But as critics inside and outside the medical community often point out, studies reporting links between the drinks and the obesity epidemic don't necessarily prove cause and effect, and many other factors such as genetics, socioeconomic status and overall diet, may have contributed.
Now, a new randomized control trial - considered the research gold standard because it controls for factors that observational studies can't - has found that teens who drink lots of sugary drinks can lose weight if they swap the sodas for non-caloric beverages such as water or diet drinks.
The research was led by Dr. David Ludwig, director of the New Balance Foundation Obesity Prevention Center at the Harvard-affiliated Boston Children's Hospital. It's published in the Sept. 21 online issue of the New England Journal of Medicine.
"There have been few well-controlled clinical trials to examine this issue," Ludwig told CBSNews.com.
His new study involved 224 overweight and obese ninth and tenth-graders (124 boys, 100 girls) who were habitual sugar-sweetened beverage drinkers, meaning they had either a 12-ounce sugary drink or 100 percent fruit juice every day.
They split students into two groups, one of which received a delivery every two weeks of non-caloric beverages such as water, flavored-water and diet drinks for one full year. The other group that served as controls received no non-caloric drinks but were mailed a $50 gift card to a supermarket at four and eight months (with no instructions on what to use it on) to ensure they wouldn't drop out of the study.
Ludwig said the researchers wanted to see if solely changing the teen's household environment to carry fewer sugary drinks would have an effect on his or her weight without a behavioral intervention explicitly promoting weight loss.
It turns out that simply swapping the drinks out of the home helped. After statistically ruling out other demographics so the only difference between groups would be sugary drink intake, teens who had the non-caloric deliveries gained an average of four fewer pounds over the course of a year than soda drinkers in the control group.
The effect was strongest in children who were Hispanic, who gained a whopping 14 fewer pounds than the control group. Ludwig said this may be explained by research that suggests U.S. Hispanics create more insulin in response to sugar than non-Hispanics, and more insulin may lead to weight gain.
While Ludwig agrees obesity extends beyond one single dietary factor, he said his research shows sugary beverages should be near the top as a potentially easy target that could have an impact on weight gain.
"No other single food product has been shown to change body weight by this amount over a year simply through its reduction," Ludwig said.
The researchers then discontinued the deliveries and followed-up one year later. They found the difference in weight loss between groups was diminished.
"I would argue, that is the nature of an environmental change," said Ludwig. "Once the environment reverts back to the preexisting state, the behaviors revert.
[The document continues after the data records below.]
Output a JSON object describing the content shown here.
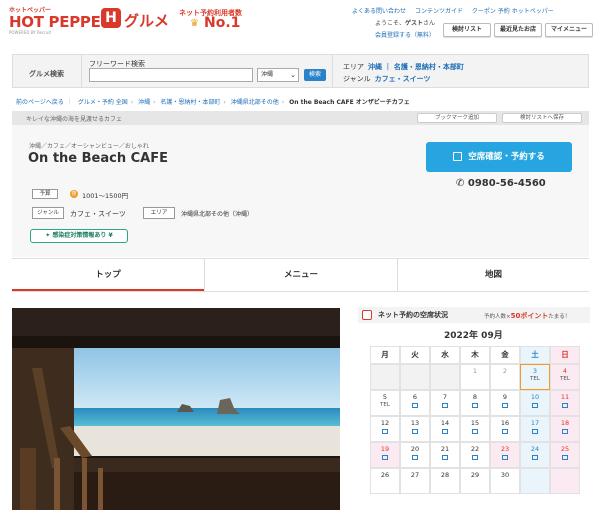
{
  "header": {
    "logo_small": "ホットペッパー",
    "logo_main": "HOT PEPPER",
    "logo_h": "H",
    "logo_gourmet": "グルメ",
    "logo_sub": "POWERED BY Recruit",
    "rank_text": "ネット予約利用者数",
    "rank_no1": "No.1",
    "top_links": [
      "よくある問い合わせ",
      "コンテンツガイド",
      "クーポン 予約 ホットペッパー"
    ],
    "welcome_prefix": "ようこそ、",
    "welcome_name": "ゲスト",
    "welcome_suffix": "さん",
    "register": "会員登録する（無料）",
    "buttons": [
      "検討リスト",
      "最近見たお店",
      "マイメニュー"
    ]
  },
  "search": {
    "label": "グルメ検索",
    "freeword_label": "フリーワード検索",
    "freeword_value": "",
    "pref_value": "沖縄",
    "button": "検索",
    "area_label": "エリア",
    "area_value": "沖縄 ｜ 名護・恩納村・本部町",
    "genre_label": "ジャンル",
    "genre_value": "カフェ・スイーツ"
  },
  "breadcrumb": {
    "items": [
      "前のページへ戻る",
      "グルメ・予約 全国",
      "沖縄",
      "名護・恩納村・本部町",
      "沖縄県北部その他"
    ],
    "current": "On the Beach CAFE オンザビーチカフェ"
  },
  "catch_bar": {
    "text": "キレイな沖縄の海を見渡せるカフェ",
    "bookmark": "ブックマーク追加",
    "save": "検討リストへ保存"
  },
  "store": {
    "category": "沖縄／カフェ／オーシャンビュー／おしゃれ",
    "name": "On the Beach CAFE",
    "budget_label": "予算",
    "budget_icon": "夜",
    "budget_value": "1001～1500円",
    "genre_label": "ジャンル",
    "genre_value": "カフェ・スイーツ",
    "area_label": "エリア",
    "area_value": "沖縄県北部その他（沖縄）",
    "covid_button": "感染症対策情報あり ¥",
    "reserve_button": "空席確認・予約する",
    "phone": "0980-56-4560"
  },
  "tabs": [
    "トップ",
    "メニュー",
    "地図"
  ],
  "calendar": {
    "title": "ネット予約の空席状況",
    "note_prefix": "予約人数×",
    "note_points": "50ポイント",
    "note_suffix": "たまる！",
    "month": "2022年 09月",
    "dow": [
      "月",
      "火",
      "水",
      "木",
      "金",
      "土",
      "日"
    ],
    "rows": [
      [
        {
          "d": "",
          "m": "",
          "t": "empty"
        },
        {
          "d": "",
          "m": "",
          "t": "empty"
        },
        {
          "d": "",
          "m": "",
          "t": "empty"
        },
        {
          "d": "1",
          "m": "",
          "t": "past"
        },
        {
          "d": "2",
          "m": "",
          "t": "past"
        },
        {
          "d": "3",
          "m": "TEL",
          "t": "today-sat"
        },
        {
          "d": "4",
          "m": "TEL",
          "t": "sun"
        }
      ],
      [
        {
          "d": "5",
          "m": "TEL",
          "t": "n"
        },
        {
          "d": "6",
          "m": "sq",
          "t": "n"
        },
        {
          "d": "7",
          "m": "sq",
          "t": "n"
        },
        {
          "d": "8",
          "m": "sq",
          "t": "n"
        },
        {
          "d": "9",
          "m": "sq",
          "t": "n"
        },
        {
          "d": "10",
          "m": "sq",
          "t": "sat"
        },
        {
          "d": "11",
          "m": "sq",
          "t": "sun"
        }
      ],
      [
        {
          "d": "12",
          "m": "sq",
          "t": "n"
        },
        {
          "d": "13",
          "m": "sq",
          "t": "n"
        },
        {
          "d": "14",
          "m": "sq",
          "t": "n"
        },
        {
          "d": "15",
          "m": "sq",
          "t": "n"
        },
        {
          "d": "16",
          "m": "sq",
          "t": "n"
        },
        {
          "d": "17",
          "m": "sq",
          "t": "sat"
        },
        {
          "d": "18",
          "m": "sq",
          "t": "sun"
        }
      ],
      [
        {
          "d": "19",
          "m": "sq",
          "t": "sun"
        },
        {
          "d": "20",
          "m": "sq",
          "t": "n"
        },
        {
          "d": "21",
          "m": "sq",
          "t": "n"
        },
        {
          "d": "22",
          "m": "sq",
          "t": "n"
        },
        {
          "d": "23",
          "m": "sq",
          "t": "sun"
        },
        {
          "d": "24",
          "m": "sq",
          "t": "sat"
        },
        {
          "d": "25",
          "m": "sq",
          "t": "sun"
        }
      ],
      [
        {
          "d": "26",
          "m": "",
          "t": "n"
        },
        {
          "d": "27",
          "m": "",
          "t": "n"
        },
        {
          "d": "28",
          "m": "",
          "t": "n"
        },
        {
          "d": "29",
          "m": "",
          "t": "n"
        },
        {
          "d": "30",
          "m": "",
          "t": "n"
        },
        {
          "d": "",
          "m": "",
          "t": "empty-sat"
        },
        {
          "d": "",
          "m": "",
          "t": "empty-sun"
        }
      ]
    ]
  },
  "colors": {
    "brand_red": "#d8392b",
    "reserve_blue": "#26a5e0",
    "link_blue": "#1f6fb8",
    "covid_green": "#27a887"
  }
}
If a statin reduces cholesterol and you stop the statin, you wouldn't expect the effects of the cholesterol to be permanent."
Ludwig says the study lends support for changing a person's environment through public health initiatives. In New York City, changing the environment in local restaurants and eateries was the goal of Mayor Michael Bloomberg and health officials for the
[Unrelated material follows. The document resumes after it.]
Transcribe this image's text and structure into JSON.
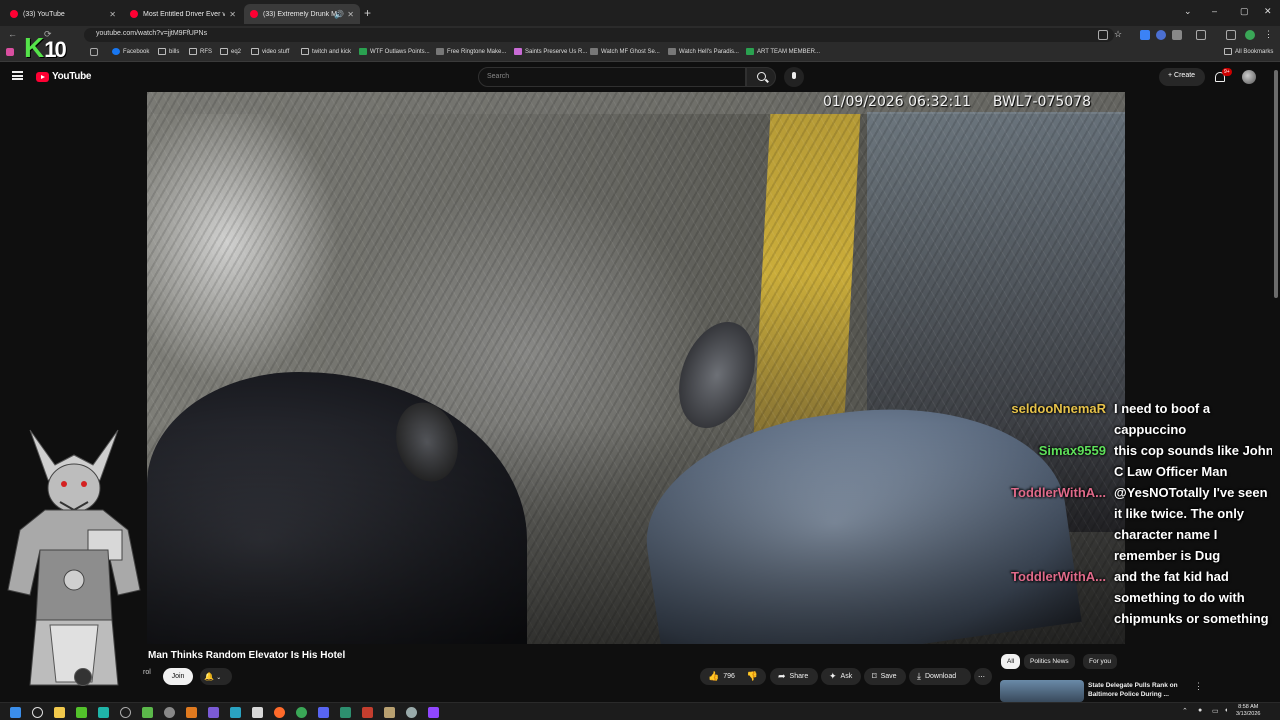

Ludwig said he would go even further, recommending larger-scale public health interventions like restricting sugary drink advertising directed at children, making high-quality water freely available and convenient in schools (not just at far away water fountains), and implementing a soda tax of a cent or two per ounce. He concedes such measures would be "politically dicey."
"A simple focused intervention based on one dietary product to be able to produce weight loss in one year suggests this has major public health potential," he said.
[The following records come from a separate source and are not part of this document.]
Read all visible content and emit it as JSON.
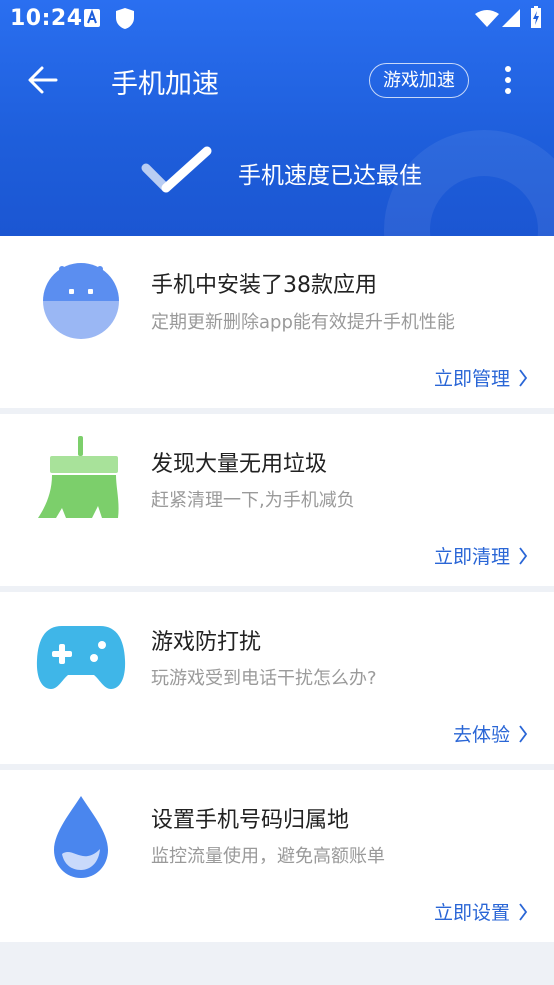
{
  "status_bar": {
    "time": "10:24"
  },
  "toolbar": {
    "title": "手机加速",
    "game_chip": "游戏加速"
  },
  "hero": {
    "status_text": "手机速度已达最佳"
  },
  "cards": [
    {
      "title": "手机中安装了38款应用",
      "desc": "定期更新删除app能有效提升手机性能",
      "action": "立即管理",
      "icon": "android-icon"
    },
    {
      "title": "发现大量无用垃圾",
      "desc": "赶紧清理一下,为手机减负",
      "action": "立即清理",
      "icon": "broom-icon"
    },
    {
      "title": "游戏防打扰",
      "desc": "玩游戏受到电话干扰怎么办?",
      "action": "去体验",
      "icon": "gamepad-icon"
    },
    {
      "title": "设置手机号码归属地",
      "desc": "监控流量使用，避免高额账单",
      "action": "立即设置",
      "icon": "water-drop-icon"
    }
  ],
  "colors": {
    "header_blue": "#1e5edb",
    "accent_link": "#2a66d6",
    "android": "#5b8ef0",
    "broom": "#7ccf6b",
    "gamepad": "#3fb6e8",
    "drop": "#4a86ee"
  }
}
About 18 percent of adolescents ages 12 through 19 are obese, according to the Centers for Disease Control and Prevention.
"We know, and science supports, that obesity is not uniquely caused by any single food or beverage," the American Beverage Association said in a statement emailed to CBSNews.com. "Thus, studies and opinion pieces that focus solely on sugar-sweetened beverages, or any other single source of calories, do nothing meaningful to help address this serious issue."